◆ EXERCISE
Collect every line of the records below that contains the word "title".

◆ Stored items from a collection
>>>>
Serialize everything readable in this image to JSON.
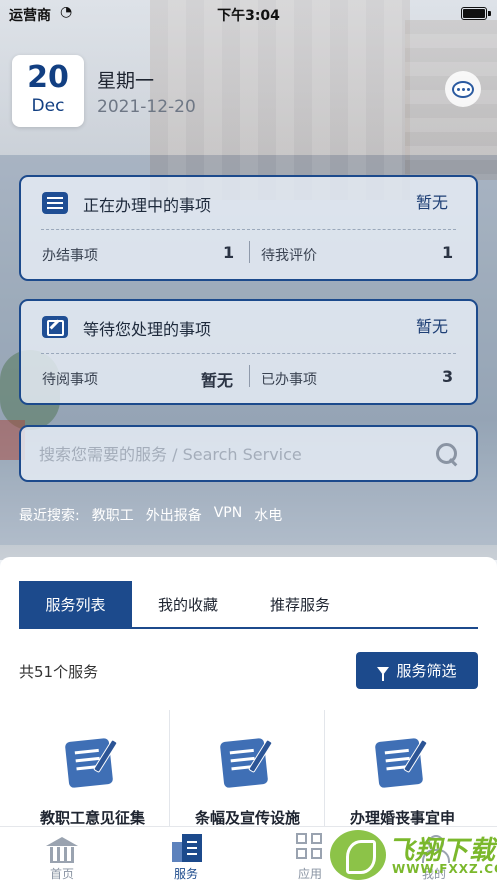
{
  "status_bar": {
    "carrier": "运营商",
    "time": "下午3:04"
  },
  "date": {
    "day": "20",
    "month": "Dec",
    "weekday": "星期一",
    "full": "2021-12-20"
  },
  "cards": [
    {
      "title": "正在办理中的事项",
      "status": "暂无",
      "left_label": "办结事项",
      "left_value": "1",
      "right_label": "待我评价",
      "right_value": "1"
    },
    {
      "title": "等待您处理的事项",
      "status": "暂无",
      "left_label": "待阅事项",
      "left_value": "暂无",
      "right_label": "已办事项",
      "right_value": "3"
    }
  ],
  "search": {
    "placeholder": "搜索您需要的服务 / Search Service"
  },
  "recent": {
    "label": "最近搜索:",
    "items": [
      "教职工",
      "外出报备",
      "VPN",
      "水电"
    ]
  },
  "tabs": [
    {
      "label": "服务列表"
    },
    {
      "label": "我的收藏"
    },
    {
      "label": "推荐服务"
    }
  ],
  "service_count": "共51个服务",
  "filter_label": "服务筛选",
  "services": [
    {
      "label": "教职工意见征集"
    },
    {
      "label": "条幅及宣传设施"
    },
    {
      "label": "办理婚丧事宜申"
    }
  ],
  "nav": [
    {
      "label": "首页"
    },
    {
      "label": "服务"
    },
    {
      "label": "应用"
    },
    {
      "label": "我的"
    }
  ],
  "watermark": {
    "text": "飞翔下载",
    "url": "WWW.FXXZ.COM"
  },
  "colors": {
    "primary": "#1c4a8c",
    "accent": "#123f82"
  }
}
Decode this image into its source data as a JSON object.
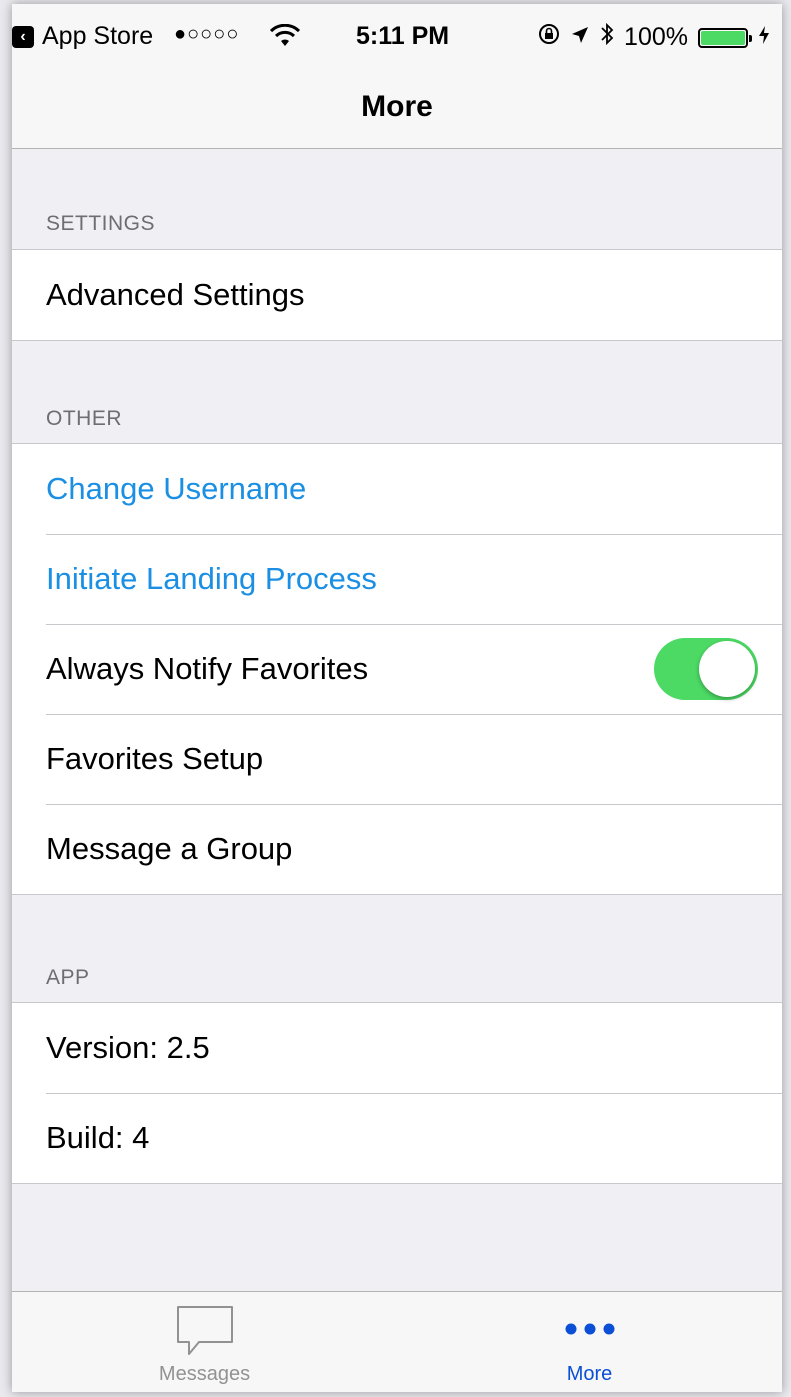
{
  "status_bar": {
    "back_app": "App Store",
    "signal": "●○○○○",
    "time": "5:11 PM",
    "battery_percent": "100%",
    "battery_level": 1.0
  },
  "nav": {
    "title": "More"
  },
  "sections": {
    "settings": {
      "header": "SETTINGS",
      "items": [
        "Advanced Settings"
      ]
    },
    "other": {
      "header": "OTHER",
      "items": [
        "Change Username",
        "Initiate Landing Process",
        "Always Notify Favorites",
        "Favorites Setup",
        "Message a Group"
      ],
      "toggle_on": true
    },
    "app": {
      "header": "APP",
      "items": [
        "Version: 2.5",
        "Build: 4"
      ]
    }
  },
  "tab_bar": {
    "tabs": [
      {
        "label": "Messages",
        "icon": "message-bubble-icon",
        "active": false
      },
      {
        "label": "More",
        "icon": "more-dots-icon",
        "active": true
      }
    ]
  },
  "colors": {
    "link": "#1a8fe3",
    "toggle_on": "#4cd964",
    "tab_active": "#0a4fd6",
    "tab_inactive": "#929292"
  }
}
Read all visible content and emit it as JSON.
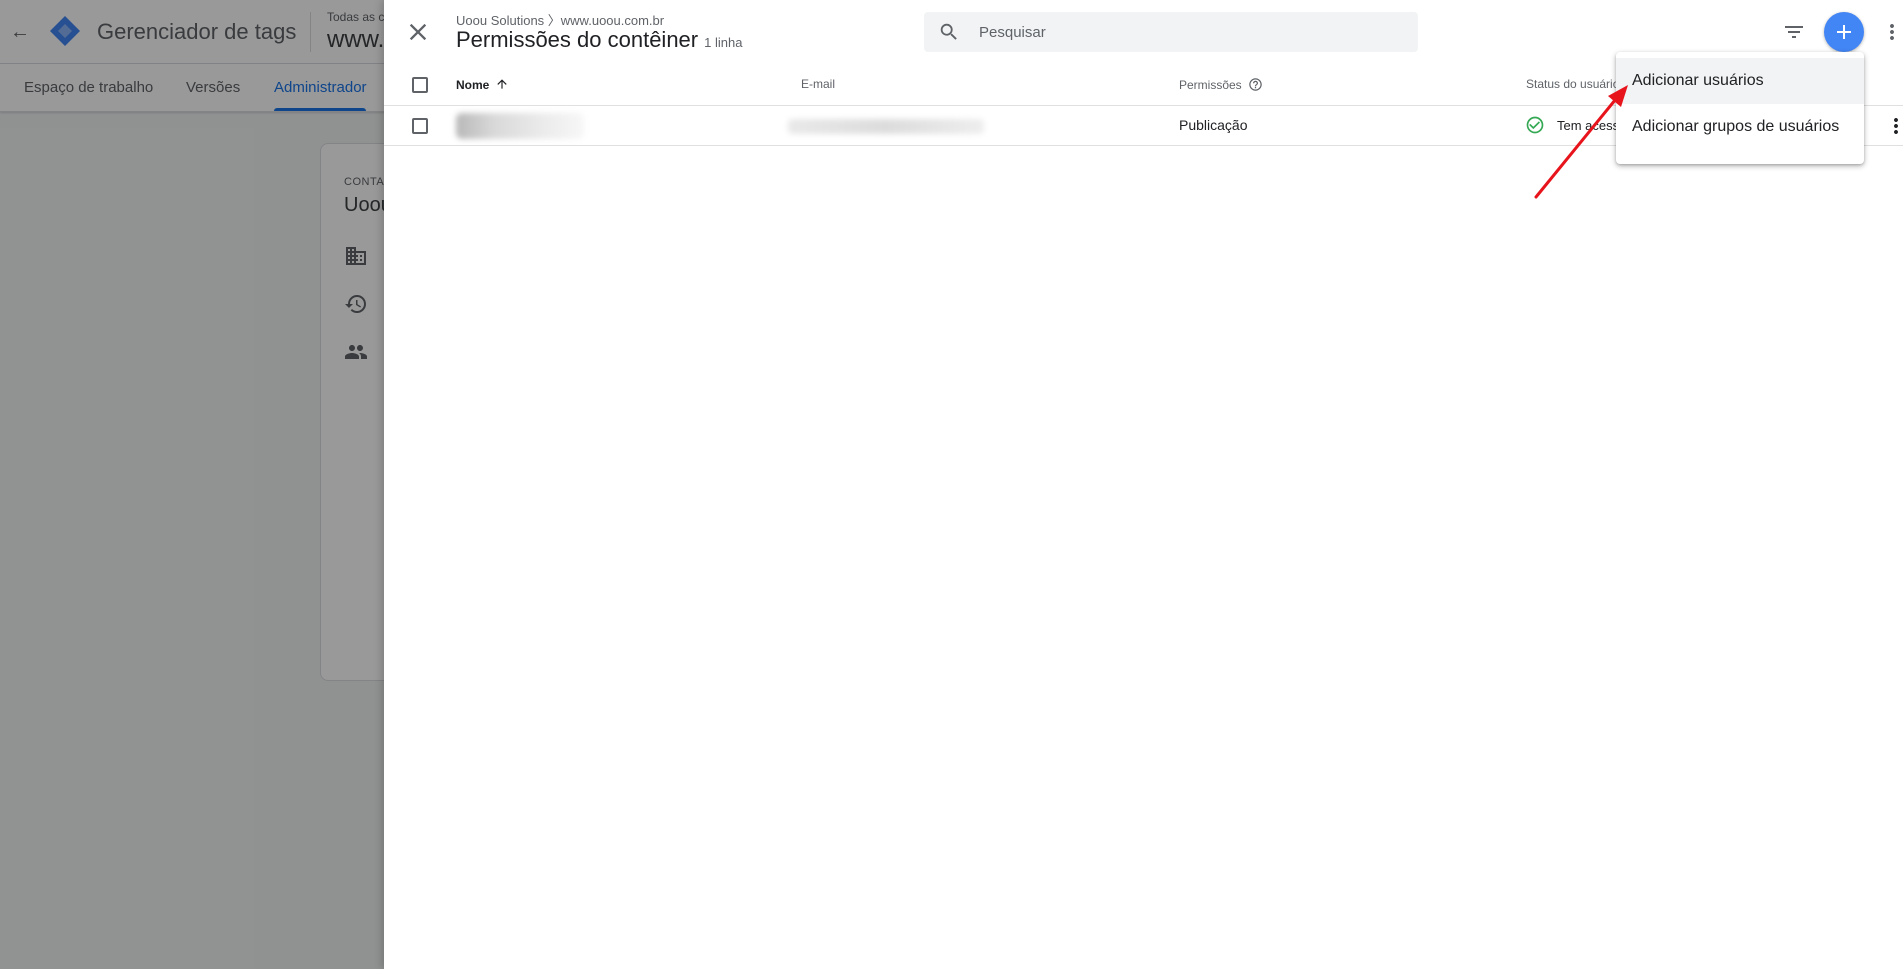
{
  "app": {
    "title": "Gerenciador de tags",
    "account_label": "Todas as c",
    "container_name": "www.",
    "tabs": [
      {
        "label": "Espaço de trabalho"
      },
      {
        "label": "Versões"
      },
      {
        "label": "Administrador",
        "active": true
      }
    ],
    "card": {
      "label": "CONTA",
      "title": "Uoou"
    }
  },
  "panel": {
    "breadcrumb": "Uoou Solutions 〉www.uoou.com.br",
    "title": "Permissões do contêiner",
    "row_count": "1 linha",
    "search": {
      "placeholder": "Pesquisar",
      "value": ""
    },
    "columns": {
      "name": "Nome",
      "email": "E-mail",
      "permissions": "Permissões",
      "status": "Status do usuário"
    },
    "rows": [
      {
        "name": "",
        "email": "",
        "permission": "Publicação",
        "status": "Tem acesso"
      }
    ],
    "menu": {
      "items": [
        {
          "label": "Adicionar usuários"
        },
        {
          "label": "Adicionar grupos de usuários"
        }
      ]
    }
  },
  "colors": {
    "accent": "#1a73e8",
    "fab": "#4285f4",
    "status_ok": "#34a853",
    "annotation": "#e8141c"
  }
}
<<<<
◆ EXERCISE ANSWER
      "title": "正在办理中的事项",
      "title": "等待您处理的事项",
    "title": "More"
    "title": "Gerenciador de tags",
      "title": "Uoou"
    "title": "Permissões do contêiner",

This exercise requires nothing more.